[Problem to work on]: Reproduce every record exactly as written.

○ ○ ○ ○

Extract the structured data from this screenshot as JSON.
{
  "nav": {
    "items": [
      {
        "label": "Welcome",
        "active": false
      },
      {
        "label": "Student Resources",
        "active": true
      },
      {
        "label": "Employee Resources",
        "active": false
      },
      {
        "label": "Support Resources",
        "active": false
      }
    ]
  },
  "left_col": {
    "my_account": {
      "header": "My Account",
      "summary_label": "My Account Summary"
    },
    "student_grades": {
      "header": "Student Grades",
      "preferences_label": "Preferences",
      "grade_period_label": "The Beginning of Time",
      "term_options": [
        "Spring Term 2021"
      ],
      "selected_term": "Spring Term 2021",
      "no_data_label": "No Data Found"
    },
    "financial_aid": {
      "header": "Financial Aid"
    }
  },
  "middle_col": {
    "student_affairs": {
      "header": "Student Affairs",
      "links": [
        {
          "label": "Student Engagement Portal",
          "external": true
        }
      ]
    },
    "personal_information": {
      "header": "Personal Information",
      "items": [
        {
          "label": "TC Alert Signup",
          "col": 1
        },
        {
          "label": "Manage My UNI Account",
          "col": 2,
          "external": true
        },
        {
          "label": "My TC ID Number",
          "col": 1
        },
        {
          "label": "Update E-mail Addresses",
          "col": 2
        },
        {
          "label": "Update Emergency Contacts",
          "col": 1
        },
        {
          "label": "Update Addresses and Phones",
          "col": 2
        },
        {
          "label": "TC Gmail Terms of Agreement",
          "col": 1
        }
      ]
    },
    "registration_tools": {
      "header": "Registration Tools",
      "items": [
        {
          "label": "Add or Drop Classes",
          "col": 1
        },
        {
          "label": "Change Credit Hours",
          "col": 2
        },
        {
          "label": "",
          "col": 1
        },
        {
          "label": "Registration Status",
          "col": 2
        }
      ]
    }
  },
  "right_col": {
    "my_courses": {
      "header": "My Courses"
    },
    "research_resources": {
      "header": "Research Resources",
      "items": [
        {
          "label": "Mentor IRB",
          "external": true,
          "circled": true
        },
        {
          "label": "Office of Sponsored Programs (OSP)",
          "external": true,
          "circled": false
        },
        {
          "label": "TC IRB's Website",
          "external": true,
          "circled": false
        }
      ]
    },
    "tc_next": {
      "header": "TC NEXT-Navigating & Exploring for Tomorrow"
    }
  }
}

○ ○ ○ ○

[Solution for this problem]:
Extract the structured data from this screenshot as JSON.
{
  "nav": {
    "items": [
      {
        "label": "Welcome",
        "active": false
      },
      {
        "label": "Student Resources",
        "active": true
      },
      {
        "label": "Employee Resources",
        "active": false
      },
      {
        "label": "Support Resources",
        "active": false
      }
    ]
  },
  "left_col": {
    "my_account": {
      "header": "My Account",
      "summary_label": "My Account Summary"
    },
    "student_grades": {
      "header": "Student Grades",
      "preferences_label": "Preferences",
      "grade_period_label": "The Beginning of Time",
      "term_options": [
        "Spring Term 2021"
      ],
      "selected_term": "Spring Term 2021",
      "no_data_label": "No Data Found"
    },
    "financial_aid": {
      "header": "Financial Aid"
    }
  },
  "middle_col": {
    "student_affairs": {
      "header": "Student Affairs",
      "links": [
        {
          "label": "Student Engagement Portal",
          "external": true
        }
      ]
    },
    "personal_information": {
      "header": "Personal Information",
      "items": [
        {
          "label": "TC Alert Signup",
          "col": 1
        },
        {
          "label": "Manage My UNI Account",
          "col": 2,
          "external": true
        },
        {
          "label": "My TC ID Number",
          "col": 1
        },
        {
          "label": "Update E-mail Addresses",
          "col": 2
        },
        {
          "label": "Update Emergency Contacts",
          "col": 1
        },
        {
          "label": "Update Addresses and Phones",
          "col": 2
        },
        {
          "label": "TC Gmail Terms of Agreement",
          "col": 1
        }
      ]
    },
    "registration_tools": {
      "header": "Registration Tools",
      "items": [
        {
          "label": "Add or Drop Classes",
          "col": 1
        },
        {
          "label": "Change Credit Hours",
          "col": 2
        },
        {
          "label": "",
          "col": 1
        },
        {
          "label": "Registration Status",
          "col": 2
        }
      ]
    }
  },
  "right_col": {
    "my_courses": {
      "header": "My Courses"
    },
    "research_resources": {
      "header": "Research Resources",
      "items": [
        {
          "label": "Mentor IRB",
          "external": true,
          "circled": true
        },
        {
          "label": "Office of Sponsored Programs (OSP)",
          "external": true,
          "circled": false
        },
        {
          "label": "TC IRB's Website",
          "external": true,
          "circled": false
        }
      ]
    },
    "tc_next": {
      "header": "TC NEXT-Navigating & Exploring for Tomorrow"
    }
  }
}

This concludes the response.